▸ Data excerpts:
* * * *

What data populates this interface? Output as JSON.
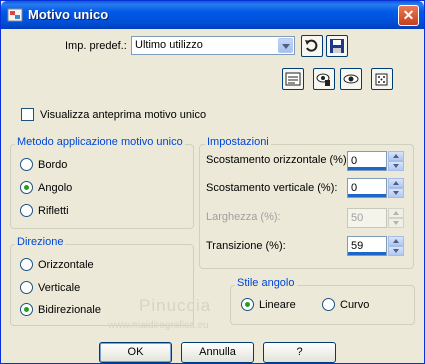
{
  "window": {
    "title": "Motivo unico"
  },
  "preset": {
    "label": "Imp. predef.:",
    "value": "Ultimo utilizzo"
  },
  "preview_checkbox": {
    "label": "Visualizza anteprima motivo unico",
    "checked": false
  },
  "method_group": {
    "title": "Metodo applicazione motivo unico",
    "options": [
      {
        "label": "Bordo",
        "selected": false
      },
      {
        "label": "Angolo",
        "selected": true
      },
      {
        "label": "Rifletti",
        "selected": false
      }
    ]
  },
  "direction_group": {
    "title": "Direzione",
    "options": [
      {
        "label": "Orizzontale",
        "selected": false
      },
      {
        "label": "Verticale",
        "selected": false
      },
      {
        "label": "Bidirezionale",
        "selected": true
      }
    ]
  },
  "settings_group": {
    "title": "Impostazioni",
    "fields": [
      {
        "label": "Scostamento orizzontale (%):",
        "value": "0",
        "enabled": true
      },
      {
        "label": "Scostamento verticale (%):",
        "value": "0",
        "enabled": true
      },
      {
        "label": "Larghezza (%):",
        "value": "50",
        "enabled": false
      },
      {
        "label": "Transizione (%):",
        "value": "59",
        "enabled": true
      }
    ]
  },
  "corner_style_group": {
    "title": "Stile angolo",
    "options": [
      {
        "label": "Lineare",
        "selected": true
      },
      {
        "label": "Curvo",
        "selected": false
      }
    ]
  },
  "buttons": {
    "ok": "OK",
    "cancel": "Annulla",
    "help": "?"
  },
  "watermark": {
    "line1": "Pinuccia",
    "line2": "www.maidiregrafica.eu"
  },
  "icons": [
    "app-icon",
    "close-icon",
    "reset-icon",
    "save-preset-icon",
    "toggle-view-icon",
    "proof-icon",
    "preview-icon",
    "randomize-icon"
  ]
}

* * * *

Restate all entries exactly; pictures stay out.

What data populates this interface? Output as JSON.
{
  "window": {
    "title": "Motivo unico"
  },
  "preset": {
    "label": "Imp. predef.:",
    "value": "Ultimo utilizzo"
  },
  "preview_checkbox": {
    "label": "Visualizza anteprima motivo unico",
    "checked": false
  },
  "method_group": {
    "title": "Metodo applicazione motivo unico",
    "options": [
      {
        "label": "Bordo",
        "selected": false
      },
      {
        "label": "Angolo",
        "selected": true
      },
      {
        "label": "Rifletti",
        "selected": false
      }
    ]
  },
  "direction_group": {
    "title": "Direzione",
    "options": [
      {
        "label": "Orizzontale",
        "selected": false
      },
      {
        "label": "Verticale",
        "selected": false
      },
      {
        "label": "Bidirezionale",
        "selected": true
      }
    ]
  },
  "settings_group": {
    "title": "Impostazioni",
    "fields": [
      {
        "label": "Scostamento orizzontale (%):",
        "value": "0",
        "enabled": true
      },
      {
        "label": "Scostamento verticale (%):",
        "value": "0",
        "enabled": true
      },
      {
        "label": "Larghezza (%):",
        "value": "50",
        "enabled": false
      },
      {
        "label": "Transizione (%):",
        "value": "59",
        "enabled": true
      }
    ]
  },
  "corner_style_group": {
    "title": "Stile angolo",
    "options": [
      {
        "label": "Lineare",
        "selected": true
      },
      {
        "label": "Curvo",
        "selected": false
      }
    ]
  },
  "buttons": {
    "ok": "OK",
    "cancel": "Annulla",
    "help": "?"
  },
  "watermark": {
    "line1": "Pinuccia",
    "line2": "www.maidiregrafica.eu"
  },
  "icons": [
    "app-icon",
    "close-icon",
    "reset-icon",
    "save-preset-icon",
    "toggle-view-icon",
    "proof-icon",
    "preview-icon",
    "randomize-icon"
  ]
}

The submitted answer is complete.